DESCRIPTION OF THE TASK: Check each line of the records below for the word "settings" and give the number of lines that have it, with nothing added.

*** SUPPLIED DATA ***

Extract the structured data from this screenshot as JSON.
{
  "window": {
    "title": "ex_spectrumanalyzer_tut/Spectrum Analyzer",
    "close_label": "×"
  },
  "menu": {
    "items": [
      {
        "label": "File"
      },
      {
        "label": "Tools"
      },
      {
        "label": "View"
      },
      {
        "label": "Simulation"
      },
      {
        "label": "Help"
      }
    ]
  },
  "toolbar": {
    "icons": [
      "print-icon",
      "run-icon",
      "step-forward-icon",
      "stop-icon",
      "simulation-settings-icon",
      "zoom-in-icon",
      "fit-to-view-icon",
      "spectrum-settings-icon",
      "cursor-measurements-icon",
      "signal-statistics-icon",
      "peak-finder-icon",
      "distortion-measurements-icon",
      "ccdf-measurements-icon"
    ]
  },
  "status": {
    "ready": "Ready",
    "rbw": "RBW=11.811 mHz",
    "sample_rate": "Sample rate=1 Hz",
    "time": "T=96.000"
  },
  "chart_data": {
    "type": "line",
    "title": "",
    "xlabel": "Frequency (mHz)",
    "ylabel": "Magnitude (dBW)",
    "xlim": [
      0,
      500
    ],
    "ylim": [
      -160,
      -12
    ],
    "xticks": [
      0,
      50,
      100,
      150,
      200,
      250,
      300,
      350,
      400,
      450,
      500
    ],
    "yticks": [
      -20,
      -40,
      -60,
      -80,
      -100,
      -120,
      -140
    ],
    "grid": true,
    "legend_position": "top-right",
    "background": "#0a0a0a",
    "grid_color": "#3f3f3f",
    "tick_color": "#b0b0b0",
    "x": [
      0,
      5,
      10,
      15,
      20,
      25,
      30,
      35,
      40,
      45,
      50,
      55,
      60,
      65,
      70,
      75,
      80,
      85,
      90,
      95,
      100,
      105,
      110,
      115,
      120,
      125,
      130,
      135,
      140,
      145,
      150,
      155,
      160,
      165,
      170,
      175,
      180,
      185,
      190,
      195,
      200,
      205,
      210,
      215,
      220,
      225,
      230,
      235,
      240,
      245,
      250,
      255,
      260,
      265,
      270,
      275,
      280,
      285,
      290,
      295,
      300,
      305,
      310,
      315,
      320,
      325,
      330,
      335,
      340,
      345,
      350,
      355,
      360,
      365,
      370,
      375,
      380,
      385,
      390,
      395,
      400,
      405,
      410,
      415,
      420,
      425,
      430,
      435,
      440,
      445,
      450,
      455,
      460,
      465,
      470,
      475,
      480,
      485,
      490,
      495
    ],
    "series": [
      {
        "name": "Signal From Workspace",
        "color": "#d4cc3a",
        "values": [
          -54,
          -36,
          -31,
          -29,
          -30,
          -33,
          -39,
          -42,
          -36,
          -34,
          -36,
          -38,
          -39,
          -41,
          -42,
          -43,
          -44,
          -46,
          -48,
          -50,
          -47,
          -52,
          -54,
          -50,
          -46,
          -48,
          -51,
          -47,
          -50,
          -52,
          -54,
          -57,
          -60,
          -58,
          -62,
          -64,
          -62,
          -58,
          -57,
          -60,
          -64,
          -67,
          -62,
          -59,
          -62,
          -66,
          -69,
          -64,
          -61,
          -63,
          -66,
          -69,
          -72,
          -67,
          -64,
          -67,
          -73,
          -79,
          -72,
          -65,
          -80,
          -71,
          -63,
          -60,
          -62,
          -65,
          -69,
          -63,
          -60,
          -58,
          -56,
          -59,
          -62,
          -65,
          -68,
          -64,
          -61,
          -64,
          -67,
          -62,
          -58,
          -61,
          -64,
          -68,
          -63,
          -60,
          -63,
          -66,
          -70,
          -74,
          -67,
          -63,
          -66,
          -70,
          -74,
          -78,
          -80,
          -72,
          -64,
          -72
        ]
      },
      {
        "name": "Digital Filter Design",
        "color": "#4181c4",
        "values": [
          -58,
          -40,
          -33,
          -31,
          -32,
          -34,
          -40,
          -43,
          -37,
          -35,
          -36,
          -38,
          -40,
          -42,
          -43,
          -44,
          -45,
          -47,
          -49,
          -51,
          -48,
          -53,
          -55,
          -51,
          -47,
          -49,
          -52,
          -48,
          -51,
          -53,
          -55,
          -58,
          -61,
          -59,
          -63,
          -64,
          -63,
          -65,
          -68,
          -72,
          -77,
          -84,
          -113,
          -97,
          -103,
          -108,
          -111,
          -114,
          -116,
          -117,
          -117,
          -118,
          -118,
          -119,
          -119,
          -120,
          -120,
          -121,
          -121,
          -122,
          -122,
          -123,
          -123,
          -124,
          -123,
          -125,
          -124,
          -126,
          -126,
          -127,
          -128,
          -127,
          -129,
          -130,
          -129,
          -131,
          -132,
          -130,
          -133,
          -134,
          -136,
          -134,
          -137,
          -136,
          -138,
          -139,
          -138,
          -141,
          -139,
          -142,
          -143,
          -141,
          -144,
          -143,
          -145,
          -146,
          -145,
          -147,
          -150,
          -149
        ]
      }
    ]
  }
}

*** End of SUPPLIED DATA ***

PROBLEM SOLUTION: 2